**Supplied material:**
....
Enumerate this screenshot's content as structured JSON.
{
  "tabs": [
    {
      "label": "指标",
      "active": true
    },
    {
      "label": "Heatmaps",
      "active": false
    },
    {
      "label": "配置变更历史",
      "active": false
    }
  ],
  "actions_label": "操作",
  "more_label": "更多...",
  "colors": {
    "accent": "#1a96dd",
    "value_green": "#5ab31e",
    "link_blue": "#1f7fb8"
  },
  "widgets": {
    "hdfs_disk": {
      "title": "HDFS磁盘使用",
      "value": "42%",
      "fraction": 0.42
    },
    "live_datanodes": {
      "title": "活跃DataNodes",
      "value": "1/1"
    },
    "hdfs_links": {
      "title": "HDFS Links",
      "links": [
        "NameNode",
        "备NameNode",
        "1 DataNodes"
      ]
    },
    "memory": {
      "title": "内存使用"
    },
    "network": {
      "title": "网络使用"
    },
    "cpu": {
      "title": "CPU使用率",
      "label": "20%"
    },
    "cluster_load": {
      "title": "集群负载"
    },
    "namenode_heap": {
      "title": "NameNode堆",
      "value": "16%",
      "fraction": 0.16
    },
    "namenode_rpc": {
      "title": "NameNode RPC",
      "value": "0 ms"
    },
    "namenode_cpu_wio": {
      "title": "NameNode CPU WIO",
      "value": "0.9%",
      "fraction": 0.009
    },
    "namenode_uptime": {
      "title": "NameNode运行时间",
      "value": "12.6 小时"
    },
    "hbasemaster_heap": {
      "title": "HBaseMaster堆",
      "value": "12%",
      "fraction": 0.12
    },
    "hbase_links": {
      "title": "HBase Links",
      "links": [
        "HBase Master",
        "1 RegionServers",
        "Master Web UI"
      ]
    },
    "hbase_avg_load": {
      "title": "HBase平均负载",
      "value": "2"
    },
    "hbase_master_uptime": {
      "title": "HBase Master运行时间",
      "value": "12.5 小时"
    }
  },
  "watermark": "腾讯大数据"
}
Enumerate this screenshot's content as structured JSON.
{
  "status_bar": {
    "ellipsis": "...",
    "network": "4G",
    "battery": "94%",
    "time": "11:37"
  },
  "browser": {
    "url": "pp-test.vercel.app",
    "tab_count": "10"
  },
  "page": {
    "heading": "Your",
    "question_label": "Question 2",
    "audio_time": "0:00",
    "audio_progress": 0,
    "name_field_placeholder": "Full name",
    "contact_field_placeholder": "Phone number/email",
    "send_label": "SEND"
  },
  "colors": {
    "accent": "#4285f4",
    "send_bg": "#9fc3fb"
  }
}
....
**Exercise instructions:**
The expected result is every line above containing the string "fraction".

**Result of the exercise:**
      "fraction": 0.42
      "fraction": 0.16
      "fraction": 0.009
      "fraction": 0.12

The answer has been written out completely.